The study, by insurance comparison site Choosi, also found that families with children are spending A$13.6bn (US$10.6bn) more each year in their quest to adopt healthier diets.
While 64% of Eighties-born Generation Y-ers are most commonly jumping onto new products and tastes, and are also most likely to be influenced by social media, Australians overall have become more health-conscious. Indeed, 86% now say they endeavour to make healthy decisions about the food they eat.
Eating well comes at a cost, though, with Australian families spending $4,515 more each year to follow a special diet, or eat healthier food.
“Aussies have traditionally been influenced by their network of friends and family when it came to meal choices, whereas we now see the dominance of social media as a driving force in mainstream food trends,” said Choosi’s Katrina Foster.
Social media is not limited to Generation Y-ers either, with 37% of Generation X-ers and more than one in five Baby Boomers also influenced by their online peers when it comes to eating behaviours.
Moreover, half of all Aussies surveyed feel “inspired” by other peoples’ posts about food, and close to a third upload pictures of food they have made themselves, or of their meals when eating out.
When it comes to learning about what they should or shouldn’t eat, close to half source information from online articles and a further 22% take eating advice from social media.
More from Down Under...
MG to can 60 distribution staff
Australia’s biggest dairy producer will cut up to 60 jobs in Victoria in a bid to make its milk deliveries more efficient.
Murray Goulburn, which has been seeking a suitor to buy it out after a turbulent year of business, said it was reshaping it’s logistics operation to cut costs and provide its farmers with better farmgate prices.
“It is expected that 60 tanker operator roles will be affected in Koroit, Leongatha, Maffra and Rochester and a number of support roles,” it said in a statement.
“To minimise the impacts on our people, we will be seeking to make changes to rosters and offering voluntary redundancies in the first instance.”
Though the move was “regrettable”, the co-operative said it was necessary for it to ensure sustainable returns for its suppliers.
The announcement comes after it announced in May that it would close manufacturing facilities in Rochester and Kiewa in northern Victoria, and Edith Creek in Tasmania at the cost of 360 jobs.
The Rochester facility is set to close early next year and Kiewa in the second half of 2018.
Barossa Valley irrigation project on course to expand
A trial vineyard irrigation project that set out to reduce reliance on the River Murray is expanding and could soon provide enough water for an entire wine region, a year after it was first commissioned.
The A$21.4m (US$16.7m) Gawler Water Reuse Scheme in South Australia centres on 43km of pipes linking the Gawler River with a series of dams and vineyards in the western Barossa Valley.

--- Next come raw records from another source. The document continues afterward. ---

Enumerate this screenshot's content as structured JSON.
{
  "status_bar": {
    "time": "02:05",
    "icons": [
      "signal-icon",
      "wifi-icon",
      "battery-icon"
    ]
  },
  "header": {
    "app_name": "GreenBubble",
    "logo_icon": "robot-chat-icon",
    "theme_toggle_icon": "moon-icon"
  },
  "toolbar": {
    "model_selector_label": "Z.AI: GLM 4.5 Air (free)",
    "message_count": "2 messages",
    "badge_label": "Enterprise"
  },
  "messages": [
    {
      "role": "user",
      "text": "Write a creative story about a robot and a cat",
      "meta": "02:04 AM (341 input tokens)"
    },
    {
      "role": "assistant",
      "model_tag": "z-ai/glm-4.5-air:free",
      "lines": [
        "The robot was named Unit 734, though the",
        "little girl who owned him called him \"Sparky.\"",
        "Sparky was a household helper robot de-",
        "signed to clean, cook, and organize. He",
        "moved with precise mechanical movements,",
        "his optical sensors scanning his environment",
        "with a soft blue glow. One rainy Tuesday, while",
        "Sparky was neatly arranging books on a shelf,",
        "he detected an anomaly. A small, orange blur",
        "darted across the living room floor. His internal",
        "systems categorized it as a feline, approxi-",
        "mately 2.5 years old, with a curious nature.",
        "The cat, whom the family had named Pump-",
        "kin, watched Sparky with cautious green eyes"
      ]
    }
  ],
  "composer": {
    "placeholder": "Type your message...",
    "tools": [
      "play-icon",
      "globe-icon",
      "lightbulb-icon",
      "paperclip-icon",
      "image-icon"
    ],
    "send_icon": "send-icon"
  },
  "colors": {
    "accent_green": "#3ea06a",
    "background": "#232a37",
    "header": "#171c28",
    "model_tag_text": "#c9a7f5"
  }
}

It set out to substitute 800 ML of Murray water by harvesting twice as much stormwater a year from the Gawler River.
Designed and managed by Adelaide company HydroPlan, the project has delivered the full 1,600 ML in its first year.
“Everything went really well last year and they even rolled some water over,” said John Gransbury, boss of HydroPlan, which designed and managed the project.
“Our objective now, using the results of that trial, is to apply to put water underground that is suitable for irrigation when we’ve got surplus.”
Gransbury said he and management of project partner Bunyip Water had been in talks with other potential customers on neighbouring vineyards, helping them also to take control of their water security.
The pipeline is under-utilised because of the restrictions on accessing water there. But if the project is are allowed to access more, it could get up to 4 gigalitres by adding storage—relative to the Barossa’s need for at least 5 gigalitres in the short term, Gransbury added.
Allegro Funds finances owner’s exit from Everest Foods
Melbourne ice cream maker Everest Foods has been acquired by a Sydney investment fund in a deal that is believed to be worth around A$30m (US$27.4m).
Privately owned Everest, which has been in business since 1958 and manufactures and distributes the premium NorgenVaaz and Gelateria brands, as well as its own Everest gelato, has a strong presence in the scoop-and-serve segment.
It also manufactures ice cream in Australia under contract for some global brands, and has offices in each state.
Allegro Funds, the turnaround specialist which took control of Pizza Hut Australia a year ago, made the acquisition to allow the owner of Everest to leave the business.
Comet Line Consulting advised Everest Foods on the sale of the business. David Baveystock, it’s director, said Everest was one of a number of foodservice markets that "remain highly fragmented, and are ripe for further consolidation opportunities”.